(SOURCE MATERIAL Opens)
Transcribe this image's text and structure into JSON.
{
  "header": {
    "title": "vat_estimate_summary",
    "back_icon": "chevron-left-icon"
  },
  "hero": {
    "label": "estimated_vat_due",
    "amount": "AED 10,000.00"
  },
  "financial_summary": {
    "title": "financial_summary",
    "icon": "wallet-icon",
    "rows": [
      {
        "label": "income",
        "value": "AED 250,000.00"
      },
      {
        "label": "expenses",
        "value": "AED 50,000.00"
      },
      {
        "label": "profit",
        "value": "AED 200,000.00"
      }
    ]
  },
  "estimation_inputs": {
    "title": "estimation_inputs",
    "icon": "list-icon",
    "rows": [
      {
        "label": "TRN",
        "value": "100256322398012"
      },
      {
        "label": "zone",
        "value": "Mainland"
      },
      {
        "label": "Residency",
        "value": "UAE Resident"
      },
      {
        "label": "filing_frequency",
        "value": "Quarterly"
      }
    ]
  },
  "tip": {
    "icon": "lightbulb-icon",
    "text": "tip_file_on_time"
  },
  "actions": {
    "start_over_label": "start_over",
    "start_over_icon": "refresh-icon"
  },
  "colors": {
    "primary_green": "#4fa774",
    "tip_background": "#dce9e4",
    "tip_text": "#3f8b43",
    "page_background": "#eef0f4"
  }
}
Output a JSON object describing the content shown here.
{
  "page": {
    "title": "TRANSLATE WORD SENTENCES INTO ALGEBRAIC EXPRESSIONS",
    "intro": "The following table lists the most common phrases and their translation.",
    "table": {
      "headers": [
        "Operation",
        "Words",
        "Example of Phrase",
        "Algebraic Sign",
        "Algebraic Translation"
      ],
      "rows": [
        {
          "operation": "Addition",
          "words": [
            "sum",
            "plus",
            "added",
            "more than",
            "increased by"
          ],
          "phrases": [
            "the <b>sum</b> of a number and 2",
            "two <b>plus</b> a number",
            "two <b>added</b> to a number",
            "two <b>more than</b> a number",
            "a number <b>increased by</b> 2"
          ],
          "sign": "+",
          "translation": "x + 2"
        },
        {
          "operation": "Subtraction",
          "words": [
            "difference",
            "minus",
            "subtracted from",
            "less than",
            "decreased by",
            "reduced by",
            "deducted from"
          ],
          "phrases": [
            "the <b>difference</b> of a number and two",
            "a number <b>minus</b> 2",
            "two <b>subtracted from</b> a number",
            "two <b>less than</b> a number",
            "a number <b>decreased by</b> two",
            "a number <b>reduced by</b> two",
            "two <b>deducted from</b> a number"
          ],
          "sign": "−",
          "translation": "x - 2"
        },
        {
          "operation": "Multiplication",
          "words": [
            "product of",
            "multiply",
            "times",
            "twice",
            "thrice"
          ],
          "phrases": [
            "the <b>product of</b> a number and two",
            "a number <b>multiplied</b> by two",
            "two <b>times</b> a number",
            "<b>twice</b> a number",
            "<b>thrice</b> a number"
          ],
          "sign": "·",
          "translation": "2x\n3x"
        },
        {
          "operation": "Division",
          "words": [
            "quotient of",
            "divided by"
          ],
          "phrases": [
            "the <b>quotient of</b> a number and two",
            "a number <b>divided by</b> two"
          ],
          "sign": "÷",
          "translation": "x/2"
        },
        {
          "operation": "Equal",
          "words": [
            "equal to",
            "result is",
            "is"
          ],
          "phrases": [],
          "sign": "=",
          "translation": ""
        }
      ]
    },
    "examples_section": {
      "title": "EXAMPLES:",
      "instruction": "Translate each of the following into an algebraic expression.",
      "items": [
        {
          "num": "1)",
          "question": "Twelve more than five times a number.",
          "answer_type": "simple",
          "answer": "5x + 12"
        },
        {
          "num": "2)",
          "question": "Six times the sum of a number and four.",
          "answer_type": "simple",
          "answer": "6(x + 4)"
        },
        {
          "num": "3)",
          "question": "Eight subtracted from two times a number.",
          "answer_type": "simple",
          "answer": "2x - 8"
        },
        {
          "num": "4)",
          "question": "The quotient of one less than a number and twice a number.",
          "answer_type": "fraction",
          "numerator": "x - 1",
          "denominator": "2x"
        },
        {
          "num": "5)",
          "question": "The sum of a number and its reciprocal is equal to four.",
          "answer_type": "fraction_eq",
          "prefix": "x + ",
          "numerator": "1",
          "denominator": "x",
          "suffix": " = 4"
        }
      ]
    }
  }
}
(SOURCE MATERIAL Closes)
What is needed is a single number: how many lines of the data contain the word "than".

6